The occasion of the 50th anniversary, of course, provides the rationale for a 50-year plan, and the beauty of it being such is that it would be a non-statutory process. It would have no teeth, but could nevertheless become a powerfully influential document. Being non-statutory, and being 50-year, means that it can be a broad-brushstroke, overarching plan, produced quickly and collaboratively. Much of the legwork could be done on a voluntary basis, and with the professional assistance pro bono, so that production of the 50-year plan epitomises the approach required for the new, collaborative model needed if Auckland Regional Parks network is to prosper and grow towards 2065. The last word goes to a lifelong Te Muri devotee:
The world’s most liveable city isn’t just about rail passenger transport and affordable housing. The best housing, hard infrastructure, employment opportunities and economy can only ever make a city good—maybe, very good. To be outstanding, a city needs a quality natural environment, along with civic spaces, arts, culture, and community. It needs opportunities for experiences and expression. The role and character of the regional parks is distinctly different from other open space. They provide a key component of a genuinely world-class city that is distinctly Aotearoa, and unmistakeably Auckland.

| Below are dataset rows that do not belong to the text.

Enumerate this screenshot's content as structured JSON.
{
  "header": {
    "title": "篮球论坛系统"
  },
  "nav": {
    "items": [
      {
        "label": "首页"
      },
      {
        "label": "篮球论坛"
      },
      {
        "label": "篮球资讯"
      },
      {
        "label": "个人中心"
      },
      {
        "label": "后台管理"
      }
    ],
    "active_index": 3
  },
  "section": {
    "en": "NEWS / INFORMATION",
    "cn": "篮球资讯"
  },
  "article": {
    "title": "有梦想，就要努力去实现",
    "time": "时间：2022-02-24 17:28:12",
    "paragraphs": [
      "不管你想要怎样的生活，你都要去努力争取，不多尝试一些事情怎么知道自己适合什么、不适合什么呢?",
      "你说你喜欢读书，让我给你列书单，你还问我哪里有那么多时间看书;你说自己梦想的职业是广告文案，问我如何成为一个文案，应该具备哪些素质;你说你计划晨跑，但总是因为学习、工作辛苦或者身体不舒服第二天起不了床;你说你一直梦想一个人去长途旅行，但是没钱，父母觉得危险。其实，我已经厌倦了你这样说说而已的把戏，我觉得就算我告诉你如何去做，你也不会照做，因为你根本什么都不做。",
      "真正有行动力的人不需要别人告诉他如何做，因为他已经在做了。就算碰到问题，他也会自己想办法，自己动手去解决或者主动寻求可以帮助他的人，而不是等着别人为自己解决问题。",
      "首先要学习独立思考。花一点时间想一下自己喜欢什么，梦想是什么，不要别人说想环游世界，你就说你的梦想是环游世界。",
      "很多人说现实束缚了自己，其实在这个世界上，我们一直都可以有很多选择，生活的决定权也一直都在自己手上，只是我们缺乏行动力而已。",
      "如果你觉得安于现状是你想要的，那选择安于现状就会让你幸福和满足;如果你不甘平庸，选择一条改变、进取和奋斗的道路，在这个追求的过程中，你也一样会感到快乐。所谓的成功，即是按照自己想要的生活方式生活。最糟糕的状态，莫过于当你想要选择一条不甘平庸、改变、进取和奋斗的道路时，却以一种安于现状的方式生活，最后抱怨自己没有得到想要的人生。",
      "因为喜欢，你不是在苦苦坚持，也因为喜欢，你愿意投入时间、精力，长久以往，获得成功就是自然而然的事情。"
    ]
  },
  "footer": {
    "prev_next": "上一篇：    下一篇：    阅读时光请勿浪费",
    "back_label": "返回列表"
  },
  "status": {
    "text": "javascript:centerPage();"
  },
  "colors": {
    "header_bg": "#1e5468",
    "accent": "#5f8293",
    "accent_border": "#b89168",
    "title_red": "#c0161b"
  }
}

After five years of unitary and long-term planning, there is no vision and no plan for the Auckland Regional Parks. However, this deficiency can quickly be addressed, led by Auckland Council’s parks, recreation and sport committee, and aided by an adoring regional parks community.